The Northeast Historic District remains one of the oldest and best preserved residential areas in Gainesville. Having survived from the 1870s until the present day, the district developed in several stages of construction, embracing eight subdivisions along with the original Gainesville section. The 290 historic buildings located within this sixty-three block area reflect the architectural styles prevalent in Florida from the 1880s through the 1930s. The most notable early landmark in the area was the wooden building which housed the East Florida Seminary on present day Northeast First Street. Destroyed by fire in 1883, it was replaced by a two-story brick building which still survives as Epworth Hall. The wooden dormitory built beside the classroom later became the White House Hotel when the University of Florida campus was established and it remained until its demolition in 1962.
Twenty-four of the Northeast homes were built before 1900, mainly in the popular Queen Anne style of the period. Houses like the Bodiford and the Richards on the corner of Northeast Third Avenue and Third Street, with their jutting gables, variety of roof forms and spacious verandas, recollect a time when leading businessmen and merchants walked home from their downtown offices to dine with their families. Two Italianate style homes also date from this period: the Doig House on University Avenue, noted for its bay windows and bracketed cornice, and the Seigler House on Ninth Street.
The establishment of the phosphate industry in the 1890s compensated for the loss of the citrus groves during the severe freezes and Gainesville became one of the largest phosphate producers in the state. Two residences con-structed in the 1900s reflect the importance of this industry for Gainesville. Charles W. Chase, president of the Dutton Phosphate Company, began building his impressive private residence in 1906. He died before its completion in 1910 and William Reuben Thomas finished the home and later converted it into Gainesville's finest hotel. Another phosphate company executive, Albert H. Blanding, purchased his Victorian "gingerbread" home on Northeast Third Street in 1901.
During this period the city constructed the Gainesville Graded and High School in 1900 on East University Avenue. A second building was added to this twelve room brick school in 1912 to accommodate increased enrollments. When the two buildings were connected and remodeled in 1939, they became Kirby Smith School. North of the school an early subdivision, the Home Investment Company's Additions, contained twenty-nine new homes built between the 1910s and the 1920s which reflected the transition from the Queen Anne style to the Colonial Revival. An earlier example of this style was the Padgett Apartments on Northeast Sixth Street with its symmetrical facade, projecting central pavilion and Palladian windows. As a result of the statewide economic growth of the 1920s many new subdivisions were plat-ted and scores of now significant residences constructed. The old Sunkist development of Major Thomas became The Highlands in 1922 with Highland Terrace and Highland Heights following soon after. The Highlands featured a hundred foot wide private park bordering Sweetwater Branch. In 1926 a water retention basin was added which became known as Vidal's Lake after the city engineer who designed it. As the number of ducks increased, however, it became the "Duck Pond" and gave a name to the whole neighborhood. These subdivisions became popular, exclusive residential sections for prominent Gainesville businessmen like the Peppers, Parrishes and Adkinses, and also for University administrators like President Tigert and Vice-President James Farr.

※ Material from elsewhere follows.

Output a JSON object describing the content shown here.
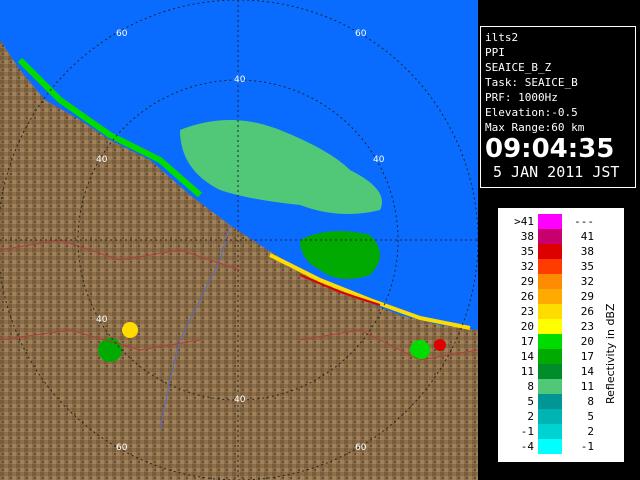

These homes mirror all the popular styles of the 1920s: Georgian Revival mansions stand beside stuccoed Mediterranean-Revival cottages, while Craftsman bungalows, Tudor and Prairie style homes and fieldstone houses can also be found in this area. Tall loblolly pines and huge live oaks shade these houses, while the landscaped grounds of the Hotel Thomas and Roper Park combined with the Duck Pond and Sweet-water Branch to provide ample green space for strolling and siting.
By 1939 most of the building within the district ended and the neighborhood remained primarily single family residences. The one- and two-story scale of these buildings, their uniform setback and their traditional use of wood and brick contributed to the harmony and attractive quality of the neighborhood. In the decades after World War II many of the older residences like the Baird and Stringfellow homes near downtown were demolished to make way for banks and parking lots, while the homes along First Street were converted into offices. The Northeast District itself was threatened by the business and government building expansion from downtown, and when the old Hotel Thomas closed a crisis ensued.
To save the area from further deterioration and to preserve its older homes, the Northeast citizens formed Historic Gainesville, Inc., in 1972. With broad community support and the endorsement of the City Commissioners, HGI secured an option to lease the old hotel. The city then purchased the property and began its five-year long restoration which resulted in the present day Thomas Center and which remains a magnificent example of citizen and local government cooperation.
Finally, on February 19, 1980, after a decade of study and preservation surveys, the Northeast Historic District was placed on the National Register of Historic Places -- a step which recognized and honored an important part of Gainesville's and Florida's cultural past. As one of North Florida's first historic districts, it paved the way for the later creation of the Southeast and the Pleasant Street Historic Districts.